Assigned task: Would you print each of the entries below precisely as given?

Dataset content:
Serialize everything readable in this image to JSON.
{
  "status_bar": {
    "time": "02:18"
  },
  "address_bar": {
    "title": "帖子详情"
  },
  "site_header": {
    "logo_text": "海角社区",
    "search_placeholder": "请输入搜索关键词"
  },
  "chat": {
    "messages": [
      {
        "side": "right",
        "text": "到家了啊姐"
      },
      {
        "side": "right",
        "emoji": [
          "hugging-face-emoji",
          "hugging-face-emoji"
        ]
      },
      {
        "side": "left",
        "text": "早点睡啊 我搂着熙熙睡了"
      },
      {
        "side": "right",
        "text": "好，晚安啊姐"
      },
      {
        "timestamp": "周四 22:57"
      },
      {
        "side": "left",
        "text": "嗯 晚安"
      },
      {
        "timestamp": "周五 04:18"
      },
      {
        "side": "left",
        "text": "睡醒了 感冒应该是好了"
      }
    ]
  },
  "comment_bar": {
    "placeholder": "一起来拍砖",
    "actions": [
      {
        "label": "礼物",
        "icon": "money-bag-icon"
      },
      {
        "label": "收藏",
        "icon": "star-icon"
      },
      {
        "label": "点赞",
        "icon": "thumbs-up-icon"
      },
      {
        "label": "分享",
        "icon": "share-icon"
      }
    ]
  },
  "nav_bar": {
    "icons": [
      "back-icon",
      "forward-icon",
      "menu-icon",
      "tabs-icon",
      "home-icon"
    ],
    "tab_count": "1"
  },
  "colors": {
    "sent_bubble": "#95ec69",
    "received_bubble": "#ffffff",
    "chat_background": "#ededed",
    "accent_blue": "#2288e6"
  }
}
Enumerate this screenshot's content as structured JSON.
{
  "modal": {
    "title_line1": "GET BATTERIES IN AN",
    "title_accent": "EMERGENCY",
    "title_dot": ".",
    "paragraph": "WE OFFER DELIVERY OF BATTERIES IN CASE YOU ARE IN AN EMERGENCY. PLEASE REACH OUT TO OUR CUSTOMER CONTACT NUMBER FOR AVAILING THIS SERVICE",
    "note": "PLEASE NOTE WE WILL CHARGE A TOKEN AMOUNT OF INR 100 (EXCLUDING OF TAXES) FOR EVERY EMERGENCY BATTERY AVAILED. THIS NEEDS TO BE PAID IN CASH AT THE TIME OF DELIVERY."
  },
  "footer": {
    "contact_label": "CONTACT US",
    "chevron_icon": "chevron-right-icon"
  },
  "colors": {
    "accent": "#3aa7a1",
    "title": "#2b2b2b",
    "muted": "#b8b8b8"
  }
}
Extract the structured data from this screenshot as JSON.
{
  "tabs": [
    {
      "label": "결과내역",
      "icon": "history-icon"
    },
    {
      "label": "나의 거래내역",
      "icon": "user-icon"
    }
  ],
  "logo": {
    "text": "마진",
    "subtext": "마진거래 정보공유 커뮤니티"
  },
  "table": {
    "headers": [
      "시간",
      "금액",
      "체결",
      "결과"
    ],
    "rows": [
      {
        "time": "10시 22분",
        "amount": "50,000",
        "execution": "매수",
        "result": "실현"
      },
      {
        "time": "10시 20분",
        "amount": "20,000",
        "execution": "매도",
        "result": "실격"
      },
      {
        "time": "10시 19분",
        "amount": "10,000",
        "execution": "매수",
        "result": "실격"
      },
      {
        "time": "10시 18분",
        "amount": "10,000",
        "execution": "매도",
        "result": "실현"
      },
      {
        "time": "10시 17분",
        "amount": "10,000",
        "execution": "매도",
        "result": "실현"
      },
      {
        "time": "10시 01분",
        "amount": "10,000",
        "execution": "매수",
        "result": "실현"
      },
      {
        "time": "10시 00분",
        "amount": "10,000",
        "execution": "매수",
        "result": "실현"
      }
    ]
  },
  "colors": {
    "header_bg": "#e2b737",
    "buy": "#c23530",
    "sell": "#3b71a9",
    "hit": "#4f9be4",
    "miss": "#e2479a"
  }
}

The answer:
Serialize everything readable in this image to JSON.
{
  "status_bar": {
    "time": "02:18"
  },
  "address_bar": {
    "title": "帖子详情"
  },
  "site_header": {
    "logo_text": "海角社区",
    "search_placeholder": "请输入搜索关键词"
  },
  "chat": {
    "messages": [
      {
        "side": "right",
        "text": "到家了啊姐"
      },
      {
        "side": "right",
        "emoji": [
          "hugging-face-emoji",
          "hugging-face-emoji"
        ]
      },
      {
        "side": "left",
        "text": "早点睡啊 我搂着熙熙睡了"
      },
      {
        "side": "right",
        "text": "好，晚安啊姐"
      },
      {
        "timestamp": "周四 22:57"
      },
      {
        "side": "left",
        "text": "嗯 晚安"
      },
      {
        "timestamp": "周五 04:18"
      },
      {
        "side": "left",
        "text": "睡醒了 感冒应该是好了"
      }
    ]
  },
  "comment_bar": {
    "placeholder": "一起来拍砖",
    "actions": [
      {
        "label": "礼物",
        "icon": "money-bag-icon"
      },
      {
        "label": "收藏",
        "icon": "star-icon"
      },
      {
        "label": "点赞",
        "icon": "thumbs-up-icon"
      },
      {
        "label": "分享",
        "icon": "share-icon"
      }
    ]
  },
  "nav_bar": {
    "icons": [
      "back-icon",
      "forward-icon",
      "menu-icon",
      "tabs-icon",
      "home-icon"
    ],
    "tab_count": "1"
  },
  "colors": {
    "sent_bubble": "#95ec69",
    "received_bubble": "#ffffff",
    "chat_background": "#ededed",
    "accent_blue": "#2288e6"
  }
}
Enumerate this screenshot's content as structured JSON.
{
  "modal": {
    "title_line1": "GET BATTERIES IN AN",
    "title_accent": "EMERGENCY",
    "title_dot": ".",
    "paragraph": "WE OFFER DELIVERY OF BATTERIES IN CASE YOU ARE IN AN EMERGENCY. PLEASE REACH OUT TO OUR CUSTOMER CONTACT NUMBER FOR AVAILING THIS SERVICE",
    "note": "PLEASE NOTE WE WILL CHARGE A TOKEN AMOUNT OF INR 100 (EXCLUDING OF TAXES) FOR EVERY EMERGENCY BATTERY AVAILED. THIS NEEDS TO BE PAID IN CASH AT THE TIME OF DELIVERY."
  },
  "footer": {
    "contact_label": "CONTACT US",
    "chevron_icon": "chevron-right-icon"
  },
  "colors": {
    "accent": "#3aa7a1",
    "title": "#2b2b2b",
    "muted": "#b8b8b8"
  }
}
Extract the structured data from this screenshot as JSON.
{
  "tabs": [
    {
      "label": "결과내역",
      "icon": "history-icon"
    },
    {
      "label": "나의 거래내역",
      "icon": "user-icon"
    }
  ],
  "logo": {
    "text": "마진",
    "subtext": "마진거래 정보공유 커뮤니티"
  },
  "table": {
    "headers": [
      "시간",
      "금액",
      "체결",
      "결과"
    ],
    "rows": [
      {
        "time": "10시 22분",
        "amount": "50,000",
        "execution": "매수",
        "result": "실현"
      },
      {
        "time": "10시 20분",
        "amount": "20,000",
        "execution": "매도",
        "result": "실격"
      },
      {
        "time": "10시 19분",
        "amount": "10,000",
        "execution": "매수",
        "result": "실격"
      },
      {
        "time": "10시 18분",
        "amount": "10,000",
        "execution": "매도",
        "result": "실현"
      },
      {
        "time": "10시 17분",
        "amount": "10,000",
        "execution": "매도",
        "result": "실현"
      },
      {
        "time": "10시 01분",
        "amount": "10,000",
        "execution": "매수",
        "result": "실현"
      },
      {
        "time": "10시 00분",
        "amount": "10,000",
        "execution": "매수",
        "result": "실현"
      }
    ]
  },
  "colors": {
    "header_bg": "#e2b737",
    "buy": "#c23530",
    "sell": "#3b71a9",
    "hit": "#4f9be4",
    "miss": "#e2479a"
  }
}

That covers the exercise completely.